The Hon Sir John Demetrios Morris, KCMG (1940-1956):
John Demetrios Morris was born at Hawthorne, Melbourne on 24 December 1902. Morris graduated in Law from the University of Melbourne and was admitted to the Victorian Bar on 7 November 1927. In 1930 Morris and his wife moved to Tasmania where he was admitted to the Tasmanian Bar on 24 October 1930. He joined the firm of A. G. Ogilvie which became Ogilvie, McKenna & Morris in 1931. Morris quickly established a reputation as a legal all-rounder, known for his sharp intelligence and skill in interrogation. In 1938 Morris left the partnership to set up a legal practice on his own.
In June 1939 Morris filled in as acting Chief Justice of the Supreme Court of Tasmania and he was then appointed to the position in April 1940, at 37 years of age. The most well known case which he presided over whilst on the bench was that of Robert Cosgrove, the premier of Tasmania, who stood trial in February 1948, charged with bribery, corruption and conspiracy. Cosgrove was acquitted on all counts and resumed his premiership.
Morris became Chancellor of the University of Tasmania on 25 February 1944. In this position he managed to increase staff, to improve salaries and conditions, and began building at the new site for the University in Sandy Bay. Morris replaced the voluntary Workers’ Educational Association with the Adult Education Board which was sponsored and funded by the government.

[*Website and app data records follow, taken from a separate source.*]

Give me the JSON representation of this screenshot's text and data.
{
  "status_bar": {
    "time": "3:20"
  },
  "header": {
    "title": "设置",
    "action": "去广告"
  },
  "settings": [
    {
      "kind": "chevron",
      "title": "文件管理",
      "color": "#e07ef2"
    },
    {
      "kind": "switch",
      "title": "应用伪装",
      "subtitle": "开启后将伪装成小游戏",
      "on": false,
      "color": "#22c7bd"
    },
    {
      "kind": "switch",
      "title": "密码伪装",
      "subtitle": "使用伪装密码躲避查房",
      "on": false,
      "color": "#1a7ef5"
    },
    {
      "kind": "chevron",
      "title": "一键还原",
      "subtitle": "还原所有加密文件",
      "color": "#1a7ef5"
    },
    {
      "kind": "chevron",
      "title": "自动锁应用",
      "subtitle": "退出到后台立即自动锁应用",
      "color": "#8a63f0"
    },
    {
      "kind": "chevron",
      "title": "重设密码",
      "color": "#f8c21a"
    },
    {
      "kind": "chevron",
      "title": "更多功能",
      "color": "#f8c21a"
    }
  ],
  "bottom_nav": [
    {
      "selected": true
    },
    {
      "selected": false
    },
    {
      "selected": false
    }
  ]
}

He served as foundation chairman of the Board from 1949 to 1956. In the years following the war Morris was a great contributor to cultural life in Tasmania. Morris was knighted in 1943 and appointed KCMG in 1952. He also stepped in as Administrator of the Government during the absence of the Governor and he was Chairman of the State Library Board in which role he assisted in the expansion of the free library scheme.
In 1955 there were calls for Morris to resign from the position of Chancellor of the University of Tasmania, following accusations from the staff association that Morris was dominating council and a Royal Commission which, while recognising his contributions to the university, was critical of him. This public criticism undermined Morris’ health which was already suffering due to over-exertion. On 3 July 1956 Morris died in his Chambers in the Supreme Court in Hobart.